  • As a general rule, then, the special sciences in their study of general revelation must always defer to inscripturated special revelation, and where Scripture speaks incontrovertibly on a matter, if science reaches contrary findings, it should be prepared to question them, no matter how apparently certain those findings. p.8
  • For Paul, redemptive history has its clear and consummate ending with Christ only as it has a definite and identifiable beginning with Adam. p.10
  • The significance of the identifying terms in this contrast must not be missed. Christ in his saving work is both “second” and “last”; Adam is “first” (1 Cor. 15:45, 47). The uniquely pivotal place of each in the unfolding of redemptive history is, respectively, at its beginning and its end. Further, their roles are such that no one else “counts”; no others come into consideration. Only Adam, in his representative role in union or solidarity with “all,” is the “type of the one to come” (Rom. 5:14). As Christ is the omega point of redemptive history, Adam is its alpha point. p.10
  • Christ has, and can only have, this identity as Adam is “first.” If Adam is not the first, who subsequently fell into sin, then the work of Christ loses its meaning. Without the “first” that Adam is, there is no place for Christ as either “second” or “last.” The integrity and coherence of redemptive history in its entirety depends on this contrast. It is simply not true, as some claim,that whether or not Adam was the first human being is a question that leaves the gospel unaffected. p.10-11
  • Adam is the representative of all who, by descending from him, are in natural union or solidarity with him, and he represents only them. It is not enough today for Christians—ministers, ruling elders, and others—simply to affirm “the historicity of Adam.” p.12
  • This is not a minor point. Paul is clear in [1 Cor. 15] verse 49. Believers will bear Christ’s “heavenly” image, the redeemed and glorified image of God, as they have borne Adam’s “earthly” image, the original image of God defaced by sin. It is quite foreign to this passage, especially given its comprehensive outlook noted above, to suppose that some not in the image of Adam will bear the glory-image of Christ. There is no hope of salvation for sinners who do not bear the image of Adam by ordinary generation. Christ cannot and does not redeem what he has not assumed, and what he has assumed is the nature of those who bear the image of Adam and as they do so by natural descent.  p.12
  • It is difficult to see how the evolutionary understanding of human beings and their origin embraced by Enns and others can accommodate this biblical, Pauline understanding of resurrection. p.21
  • In other words, if Paul is wrong about their bodily death as a consequence of sin, then he is seriously in error about the gospel. Enns’s assurances notwithstanding, the gospel does in fact stand or fall with the Bible’s teaching on the origin, nature, and results of human sin, as that teaching depends upon the historicity of Adam and his fall into sin, with human death as a consequence—an entirely “unnatural” and specifically penal consequence—of that sin. p.22
  • In global categories, the Bible’s eschatology is no more compatible with evolution than is its protology. p.22
  • Adam is in view here [1 Cor. 15:42-49] in solidarity with all other human beings who, by descending from him, are in a natural image-bearing union with him. p.24

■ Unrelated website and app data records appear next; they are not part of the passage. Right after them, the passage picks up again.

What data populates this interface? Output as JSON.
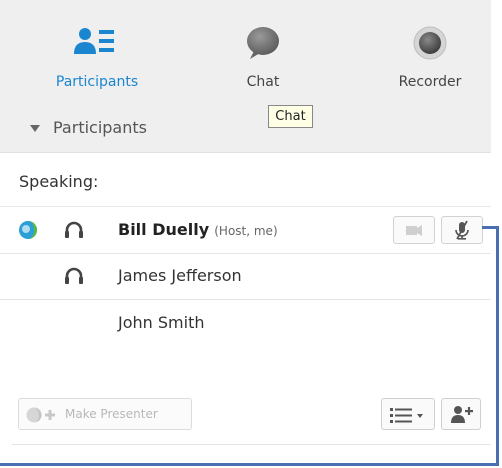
{
  "toolbar": {
    "participants_label": "Participants",
    "chat_label": "Chat",
    "recorder_label": "Recorder"
  },
  "tooltip": {
    "text": "Chat"
  },
  "section": {
    "title": "Participants"
  },
  "list": {
    "speaking_label": "Speaking:",
    "rows": [
      {
        "name": "Bill Duelly",
        "note": "(Host, me)",
        "icons": [
          "status-icon",
          "headset-icon"
        ],
        "video_button": "camera-icon",
        "mic_button": "mic-muted-icon"
      },
      {
        "name": "James Jefferson",
        "icons": [
          "headset-icon"
        ]
      },
      {
        "name": "John Smith",
        "icons": []
      }
    ]
  },
  "bottom": {
    "make_presenter_label": "Make Presenter",
    "list_menu_icon": "list-dropdown-icon",
    "add_participant_icon": "add-participant-icon"
  },
  "colors": {
    "accent": "#1a86d0",
    "toolbar_bg": "#efefef",
    "callout": "#4a6fb0"
  }
}
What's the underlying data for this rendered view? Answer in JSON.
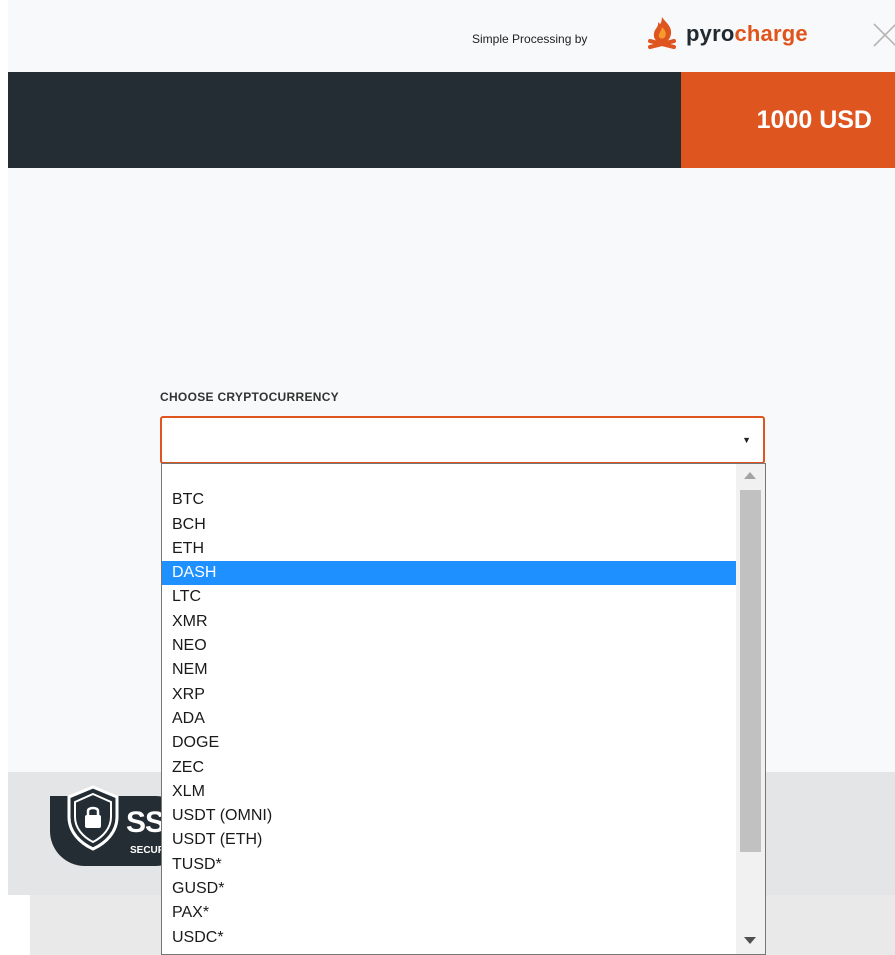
{
  "topbar": {
    "powered_text": "Simple Processing by",
    "brand_part1": "pyro",
    "brand_part2": "charge",
    "close_icon": "close-icon"
  },
  "header": {
    "amount": "1000 USD"
  },
  "form": {
    "choose_label": "CHOOSE CRYPTOCURRENCY",
    "selected_value": ""
  },
  "dropdown": {
    "options": [
      "",
      "BTC",
      "BCH",
      "ETH",
      "DASH",
      "LTC",
      "XMR",
      "NEO",
      "NEM",
      "XRP",
      "ADA",
      "DOGE",
      "ZEC",
      "XLM",
      "USDT (OMNI)",
      "USDT (ETH)",
      "TUSD*",
      "GUSD*",
      "PAX*",
      "USDC*"
    ],
    "highlighted": "DASH"
  },
  "footer": {
    "ssl_text": "SSL",
    "ssl_sub": "SECURE"
  },
  "colors": {
    "accent": "#de5520",
    "dark": "#232d33",
    "highlight": "#1e90ff"
  }
}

Fred G. Zaspel

Buy the books


P&R, 2015 | 32 pages

Share This

Share this with your friends!